Many commentators demanded that Russia destroy Ukraine’s electricity infrastructure and the transportation systems used to import Western armaments.
Another war correspondent, Evgeny Poddubny, writing for the state RT outlet, said that nobody in the Ukrainian leadership seemed to fear Russia anymore.
“The enemy has stopped being afraid, and this circumstance needs to be corrected promptly,” he wrote in RT’s Telegram channel. “Commanders of formations, heads of intelligence agencies, politicians of the Kyiv criminal regime sleep peacefully, wake up without a headache and in a good mood, without a sense of inevitability of punishment for crimes committed.”
Russia should also revive Mr. Putin’s formula for winning the Chechen war more two decades ago when he vowed to pursue adversaries relentlessly — and even “waste them in the outhouse,” the post said.
At least at first, the attack did not incite more of the intense criticism focused in recent weeks on the Defense Ministry and the minister himself, Sergei K. Shoigu.
But the $7 billion, 12-mile-long bridge was a symbolic and engineering triumph for Mr. Putin. Completed in 2018, it literally cemented Russia’s claim to make Crimea part of its territory. Damaging it, as some commentators noted, raised questions about that control — which will most likely force the president to respond in some way.
The official government reaction was to label the explosion on the bridge a “terrorist attack” and to open an official inquiry.
Rybar, a Telegram news and commentary channel with nearly one million followers but whose origins are unclear, urged against criticism of the leadership in response to the blast, saying that such outpourings had been doing “more harm than good.”
The outlet did echo the calls, however, for Russia to destroy Ukraine’s infrastructure.
“We will not say how inaction in this situation will turn out,” Rybar said. “Let’s ask the question: If this is not a reason for really decisive measures, then what is it at all? People demand revenge.”
Oleg Matsnev contributed reporting.
The city of Kharkiv in Ukraine’s northeast was rocked by explosions early Saturday, in what appeared to be the latest indiscriminate attack on civilian infrastructure by Russia.
Photos of an explosion showed a red fireball lighting up the night sky, enveloped by a billowing cloud of dark smoke. Buildings, including a medical institution, were on fire, Kharkiv’s mayor, Igor Terekhov, wrote on Telegram. It was not immediately known whether there were deaths or injuries.
Several towns and cities across Ukraine have been bombarded from the air, as well as with artillery and missile strikes this week, as Moscow’s troops have been forced to retreat across the country. Ukrainian officials and some military analysts said the attacks appeared to signal heightened determination by the Russian military to use its advantage in long-range munitions to exact costs for Moscow’s losses.
Strikes in cities and towns across southern Ukraine, including Zaporizhzhia, Nikopol and Berislav along the Dnipro River, have landed in residential areas and turned apartment blocks to rubble.
At least 22 civilians were killed and 32 injured in Russian attacks in a 24-hour span ending Friday morning, according to a senior official in the office of President Volodymyr Zelensky of Ukraine.
In the northeast, Ukrainian troops have recaptured nearly 500 towns and villages since early September in counterattacks that have pushed Russian forces out of most of Kharkiv Province, which was occupied early in the war.
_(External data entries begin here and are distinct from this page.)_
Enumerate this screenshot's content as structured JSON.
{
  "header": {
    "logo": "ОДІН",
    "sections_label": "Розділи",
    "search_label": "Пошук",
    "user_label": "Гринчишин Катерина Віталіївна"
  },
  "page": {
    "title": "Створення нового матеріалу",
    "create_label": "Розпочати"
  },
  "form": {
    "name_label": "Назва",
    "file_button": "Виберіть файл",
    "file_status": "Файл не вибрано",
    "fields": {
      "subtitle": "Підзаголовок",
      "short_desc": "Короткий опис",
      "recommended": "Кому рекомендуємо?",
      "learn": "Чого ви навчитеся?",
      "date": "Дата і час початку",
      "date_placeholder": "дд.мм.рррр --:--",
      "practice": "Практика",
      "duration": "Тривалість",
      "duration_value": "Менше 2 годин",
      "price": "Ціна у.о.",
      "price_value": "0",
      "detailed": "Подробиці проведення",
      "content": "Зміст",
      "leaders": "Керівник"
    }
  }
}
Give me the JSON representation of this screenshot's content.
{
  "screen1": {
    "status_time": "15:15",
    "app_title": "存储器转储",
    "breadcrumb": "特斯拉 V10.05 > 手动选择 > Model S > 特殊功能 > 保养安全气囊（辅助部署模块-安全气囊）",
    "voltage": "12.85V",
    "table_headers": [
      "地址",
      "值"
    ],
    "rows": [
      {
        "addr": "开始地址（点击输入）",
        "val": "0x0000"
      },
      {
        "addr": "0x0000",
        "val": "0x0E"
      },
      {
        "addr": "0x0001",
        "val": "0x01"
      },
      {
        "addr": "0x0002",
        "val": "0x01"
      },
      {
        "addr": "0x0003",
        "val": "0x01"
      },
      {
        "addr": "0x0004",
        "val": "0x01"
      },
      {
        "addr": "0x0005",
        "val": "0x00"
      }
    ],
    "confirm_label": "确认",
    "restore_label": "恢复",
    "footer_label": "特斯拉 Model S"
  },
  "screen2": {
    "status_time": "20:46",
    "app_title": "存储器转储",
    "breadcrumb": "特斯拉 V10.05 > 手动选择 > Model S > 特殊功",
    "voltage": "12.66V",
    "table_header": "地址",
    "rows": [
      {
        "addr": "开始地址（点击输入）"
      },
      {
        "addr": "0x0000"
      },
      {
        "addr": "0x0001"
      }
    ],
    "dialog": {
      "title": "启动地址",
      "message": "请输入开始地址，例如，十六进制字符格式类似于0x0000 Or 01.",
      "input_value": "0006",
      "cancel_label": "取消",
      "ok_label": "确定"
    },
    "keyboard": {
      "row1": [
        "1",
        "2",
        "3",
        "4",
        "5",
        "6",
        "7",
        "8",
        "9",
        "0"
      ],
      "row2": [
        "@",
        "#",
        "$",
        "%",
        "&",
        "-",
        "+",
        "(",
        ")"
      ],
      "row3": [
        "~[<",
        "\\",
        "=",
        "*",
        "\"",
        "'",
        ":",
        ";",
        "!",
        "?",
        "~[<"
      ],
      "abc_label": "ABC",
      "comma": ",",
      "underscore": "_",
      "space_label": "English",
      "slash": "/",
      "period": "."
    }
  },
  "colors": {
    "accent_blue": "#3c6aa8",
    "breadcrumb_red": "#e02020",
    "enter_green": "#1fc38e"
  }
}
The regional police force said it had recovered more than 500 bodies of civilians and had found sites where it appeared that people had been tortured.
Last month, Mr. Zelensky accused Russia of carrying out “deliberate and cynical strikes” in the region, knocking out critical infrastructure, to avenge Kyiv’s gains.
Ukraine continued its advances, retaking 300 square miles in the country’s east this week, Mr. Zelensky said on Friday in his nightly speech.